Please contact your U.S. Representative and both of your U.S. Senators and urge them to support and cosponsor federal reckless lawsuit preemption legislation that will bring an end to this unwarranted harassment of law-abiding gun manufacturers. You can reach your U.S. Representative by calling (202) 225-3121, and your U.S. Senators by calling (202) 224-3121. For additional contact information, use our "Write Your Representatives" tool at www.NRAILA.org.




California Attorney General Bill Lockyer (D) has finally acknowledged what NRA has been saying for some time—any ballistic "fingerprinting" scheme implemented today would be flawed and unworkable. In his report, released on Wednesday, January 29, Lockyer said, "[O]ur analysis concludes that today’s technology is not yet adequate to handle the volume associated with adding all new guns to the database and still provide useful information for investigators." And even though California’s anti-gun AG failed to mention that such a database would also infringe on the rights of millions of law-abiding Americans, his announcement should still help in efforts to derail the attempt by anti-gun extremists to waste millions of tax-payer dollars on what amounts to little more than a scheme to register guns and gun owners.

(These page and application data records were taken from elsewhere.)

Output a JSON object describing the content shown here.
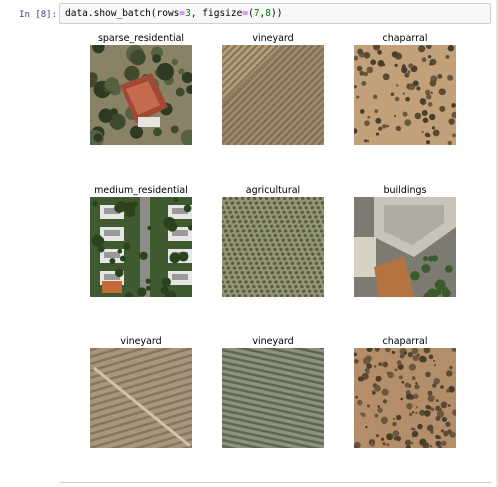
{
  "cell": {
    "prompt": "In [8]:",
    "code_parts": [
      "data.show_batch(rows",
      "=",
      "3",
      ", figsize",
      "=",
      "(",
      "7",
      ",",
      "8",
      "))"
    ]
  },
  "grid": {
    "rows": 3,
    "cols": 3,
    "images": [
      {
        "label": "sparse_residential",
        "kind": "residential-sparse"
      },
      {
        "label": "vineyard",
        "kind": "vineyard-diag"
      },
      {
        "label": "chaparral",
        "kind": "chaparral"
      },
      {
        "label": "medium_residential",
        "kind": "residential-medium"
      },
      {
        "label": "agricultural",
        "kind": "agricultural"
      },
      {
        "label": "buildings",
        "kind": "buildings"
      },
      {
        "label": "vineyard",
        "kind": "vineyard-road"
      },
      {
        "label": "vineyard",
        "kind": "vineyard-rows"
      },
      {
        "label": "chaparral",
        "kind": "chaparral-dense"
      }
    ]
  }
}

The Lockyer report comes after what seemed like several attempts to find a way to justify establishing a ballistic "fingerprinting" scheme. After a study conducted by the California Department of Justice, Bureau of Forensic Services, exposed many of the flaws with such a database, Lockyer had the results buried, then shopped around for another study. Lockyer’s DOJ turned to Dr. Jan De Kinder of the National Institute for Forensic Science in Belgium, but he also concluded a ballistic "fingerprinting" scheme would be ineffective as a crime fighting tool. Faced with the overwhelming evidence, Lockyer conceded in this week’s report that a ballistic "fingerprinting" database is simply not feasible as a tool for law enforcement.

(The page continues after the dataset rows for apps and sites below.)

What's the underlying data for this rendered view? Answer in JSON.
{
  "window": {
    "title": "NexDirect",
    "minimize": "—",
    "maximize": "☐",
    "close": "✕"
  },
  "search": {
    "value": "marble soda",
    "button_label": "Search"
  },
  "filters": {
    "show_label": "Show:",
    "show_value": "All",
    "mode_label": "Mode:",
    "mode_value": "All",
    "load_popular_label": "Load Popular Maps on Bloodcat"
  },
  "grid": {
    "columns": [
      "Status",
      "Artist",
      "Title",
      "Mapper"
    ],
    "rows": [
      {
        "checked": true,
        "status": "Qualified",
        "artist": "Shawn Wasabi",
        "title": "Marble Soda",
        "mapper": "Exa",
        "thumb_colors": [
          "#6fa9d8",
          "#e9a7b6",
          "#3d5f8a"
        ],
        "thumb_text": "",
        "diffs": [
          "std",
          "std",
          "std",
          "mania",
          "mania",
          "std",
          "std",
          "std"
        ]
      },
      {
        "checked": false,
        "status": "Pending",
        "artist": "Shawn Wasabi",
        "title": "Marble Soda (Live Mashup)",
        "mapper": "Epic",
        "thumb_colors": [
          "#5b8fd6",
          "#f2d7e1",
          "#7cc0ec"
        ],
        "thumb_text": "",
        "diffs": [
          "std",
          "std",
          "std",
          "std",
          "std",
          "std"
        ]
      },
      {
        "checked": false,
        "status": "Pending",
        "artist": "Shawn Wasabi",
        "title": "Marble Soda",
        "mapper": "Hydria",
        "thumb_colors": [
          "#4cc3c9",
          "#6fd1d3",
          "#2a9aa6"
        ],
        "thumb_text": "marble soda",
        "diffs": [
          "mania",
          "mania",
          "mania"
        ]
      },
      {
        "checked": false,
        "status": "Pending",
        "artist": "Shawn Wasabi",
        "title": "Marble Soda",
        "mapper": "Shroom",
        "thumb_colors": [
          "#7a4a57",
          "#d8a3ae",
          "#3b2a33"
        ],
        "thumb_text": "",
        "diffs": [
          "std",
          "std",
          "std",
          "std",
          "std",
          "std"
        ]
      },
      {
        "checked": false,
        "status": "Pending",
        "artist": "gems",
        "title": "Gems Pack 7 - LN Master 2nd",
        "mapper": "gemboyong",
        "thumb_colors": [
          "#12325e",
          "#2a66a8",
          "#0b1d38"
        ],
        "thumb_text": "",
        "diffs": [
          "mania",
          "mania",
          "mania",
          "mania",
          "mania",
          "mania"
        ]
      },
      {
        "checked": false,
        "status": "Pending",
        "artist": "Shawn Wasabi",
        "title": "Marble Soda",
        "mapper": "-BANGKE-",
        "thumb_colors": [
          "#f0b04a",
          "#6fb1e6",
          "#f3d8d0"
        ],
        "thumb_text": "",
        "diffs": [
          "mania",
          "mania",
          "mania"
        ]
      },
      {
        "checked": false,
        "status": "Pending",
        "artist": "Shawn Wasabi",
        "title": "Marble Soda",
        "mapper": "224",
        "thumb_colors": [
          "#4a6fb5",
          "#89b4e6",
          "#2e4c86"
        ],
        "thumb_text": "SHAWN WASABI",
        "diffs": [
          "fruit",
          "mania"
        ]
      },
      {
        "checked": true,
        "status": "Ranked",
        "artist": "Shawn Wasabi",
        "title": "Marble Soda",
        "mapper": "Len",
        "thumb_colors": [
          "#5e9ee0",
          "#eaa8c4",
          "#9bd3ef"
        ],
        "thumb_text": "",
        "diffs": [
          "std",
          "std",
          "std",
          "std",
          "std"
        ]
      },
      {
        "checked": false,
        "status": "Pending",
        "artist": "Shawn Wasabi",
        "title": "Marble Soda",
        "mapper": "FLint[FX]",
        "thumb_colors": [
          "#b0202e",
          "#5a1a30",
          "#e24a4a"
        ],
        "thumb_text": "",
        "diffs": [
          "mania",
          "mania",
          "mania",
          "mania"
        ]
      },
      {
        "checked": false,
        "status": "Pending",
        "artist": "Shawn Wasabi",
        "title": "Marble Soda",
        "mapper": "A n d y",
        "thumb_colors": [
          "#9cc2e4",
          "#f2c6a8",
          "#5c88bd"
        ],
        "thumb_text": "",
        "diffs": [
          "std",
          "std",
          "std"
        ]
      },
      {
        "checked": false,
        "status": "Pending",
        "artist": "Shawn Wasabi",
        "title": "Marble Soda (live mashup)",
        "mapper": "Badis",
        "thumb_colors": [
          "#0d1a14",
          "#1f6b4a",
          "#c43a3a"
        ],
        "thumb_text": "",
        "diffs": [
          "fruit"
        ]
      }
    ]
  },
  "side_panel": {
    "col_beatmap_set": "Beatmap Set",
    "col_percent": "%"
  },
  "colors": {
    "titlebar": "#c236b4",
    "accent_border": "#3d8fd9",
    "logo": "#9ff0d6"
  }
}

Unfortunately, we can anticipate that many anti-gun extremists will ignore the mountains of evidence that expose ballistic "fingerprinting" schemes as a waste of critical law enforcement funds that can be better spent on programs that actually help fight crime. In fact, anti-gun Senate Minority Leader Tom Daschle (D-S.D.) has introduced S. 22, a bill that includes language calling for ballistic "fingerprinting." And in the House, anti-gun U.S. Representative Xavier Becerra (D-Cal.) has introduced H.R. 24, which would also establish such a system.

Please contact your U.S. Representative and both of your U.S. Senators and urge them to oppose these bills, as well as any attempt to mandate a ballistic "fingerprinting" scheme. You can reach your U.S. Representative by calling (202) 225-3121, and your U.S. Senators by calling (202) 224-3121. For additional contact information, use our "Write Your Representatives" tool at www.NRAILA.org.




This week, Representative Jim Aslanides (R-94) introduced HB 12, along with 55 bipartisan co-sponsors, which would allow law-abiding citizens who meet certain requirements to carry concealed firearms. The House and Senate passed such bills last year, but the legislation died before the differences between the versions were ironed out. The House spent much of last session marking up the bill and held more than a dozen hearings on it. Aslanides’ bill would require sheriffs to issue permits to Ohioans who pass criminal background checks and successfully complete firearms training. For more information on HB 12, you can log onto the State’s website.



Established in 1975, the Institute for Legislative Action (ILA) is the "lobbying" arm of the National Rifle Association of America. ILA is responsible for preserving the right of all law-abiding individuals in the legislative, political, and legal arenas, to purchase, possess and use firearms for legitimate purposes as guaranteed by the Second Amendment to the U.S. Constitution.